The explosive jumps of frogs represent a dramatic locomotor behavior that might be expected to place substantial loads on the limb skeleton. Our measurements of in vivo strains from the femur of jumping frogs have indicated only moderate load magnitudes, though these recordings have shown a complicated loading regime that combines axial and bending loads with variable degrees of torsion. To help understand the mechanics underlying the loading regimes identified during strain recordings, we synchronized measurements of three-dimensional ground reaction force components acting on a single limb with measurements of three-dimensional limb kinematics in jumping bullfrogs (Rana catesbeiana) and cane toads (Bufo marinus). The vertical component of the ground reaction force frequently exceeded one body weight in magnitude during jumps, but the mediolateral component was usually much smaller. Bending ad torsional loads, therefore, are likely related primarily to the inclination of the limb relative to a primarily vertical ground reaction force, rather than inclination of the ground reaction force itself.
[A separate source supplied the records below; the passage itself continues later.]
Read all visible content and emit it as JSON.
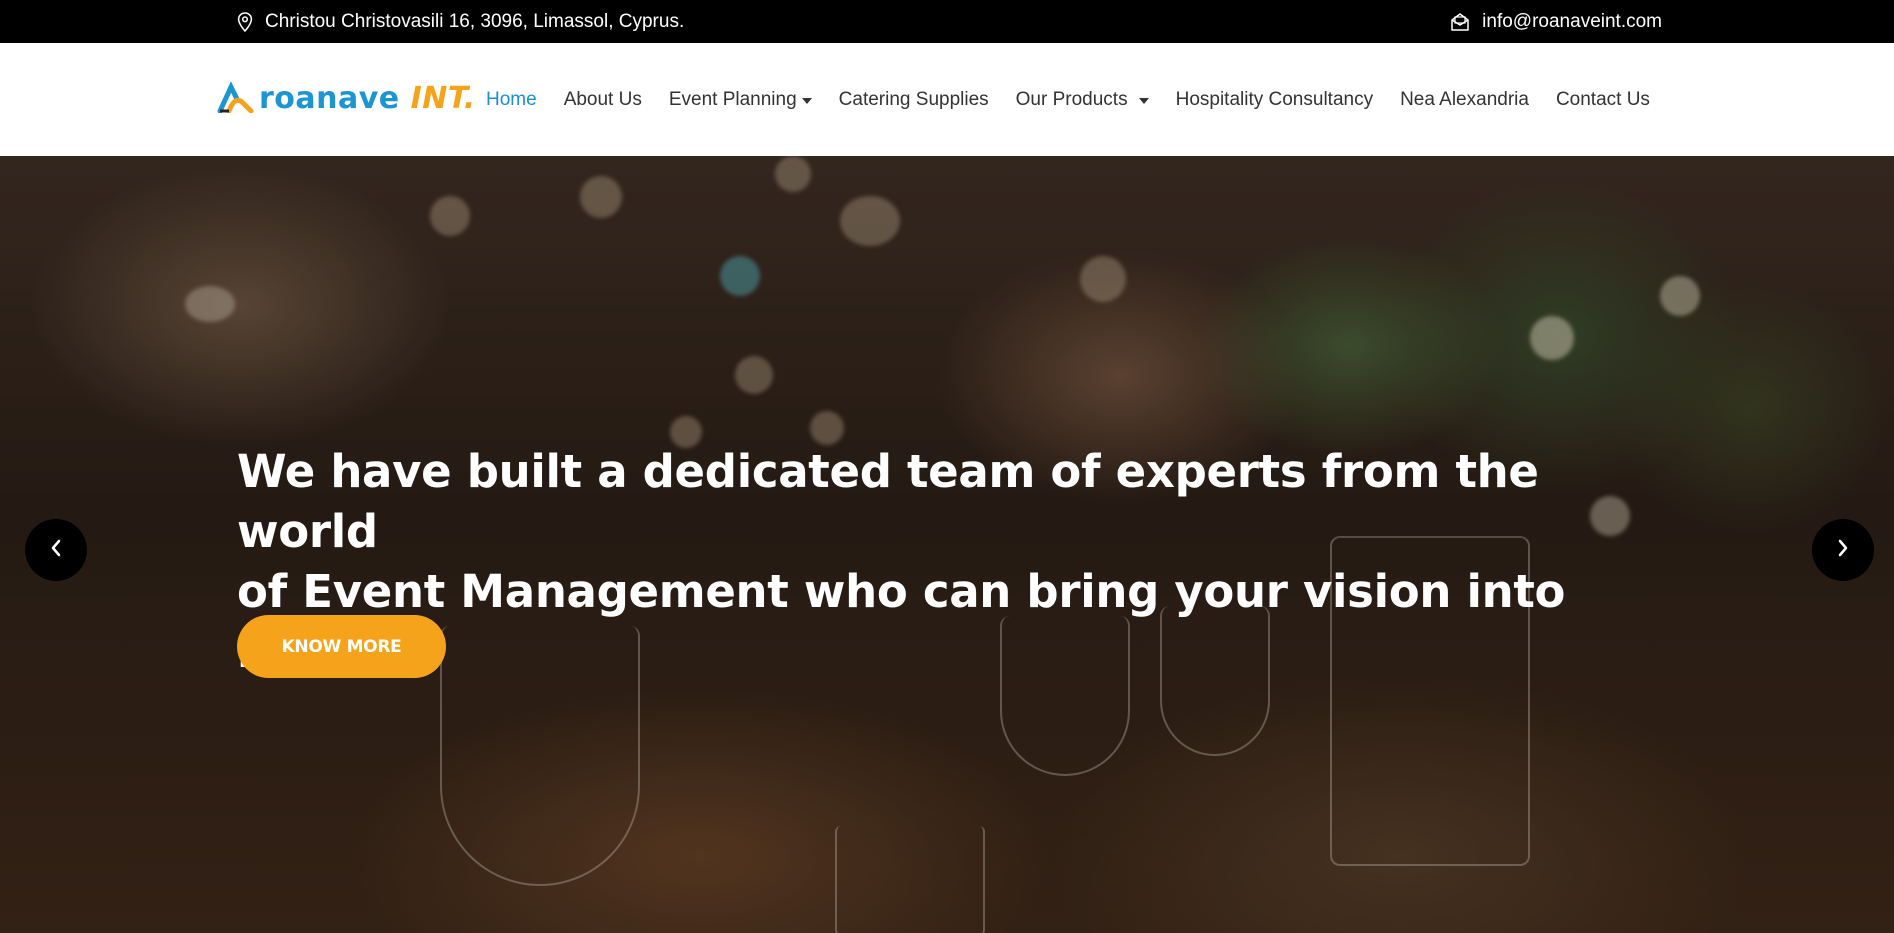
{
  "topbar": {
    "address": "Christou Christovasili 16, 3096, Limassol, Cyprus.",
    "email": "info@roanaveint.com",
    "address_icon": "map-pin-icon",
    "email_icon": "envelope-icon"
  },
  "brand": {
    "logo_text_main": "roanave",
    "logo_text_suffix": "INT.",
    "primary_color": "#1b95d3",
    "accent_color": "#f6a31c"
  },
  "nav": {
    "items": [
      {
        "label": "Home",
        "active": true
      },
      {
        "label": "About Us"
      },
      {
        "label": "Event Planning",
        "dropdown": true
      },
      {
        "label": "Catering Supplies"
      },
      {
        "label": "Our Products",
        "dropdown": true
      },
      {
        "label": "Hospitality Consultancy"
      },
      {
        "label": "Nea Alexandria"
      },
      {
        "label": "Contact Us"
      }
    ]
  },
  "hero": {
    "headline_line1": "We have built a dedicated team of experts from the world",
    "headline_line2": "of Event Management who can bring your vision into reality.",
    "cta_label": "KNOW MORE",
    "prev_icon": "chevron-left-icon",
    "next_icon": "chevron-right-icon"
  }
}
Small mediolateral forces also have been found previously in other species using non-parasagittal locomotion (e.g., lizards, alligators), and thus appear to be common among diverse modes of locomotion in vertebrates.
Available at: http://works.bepress.com/megan_sheffield/4/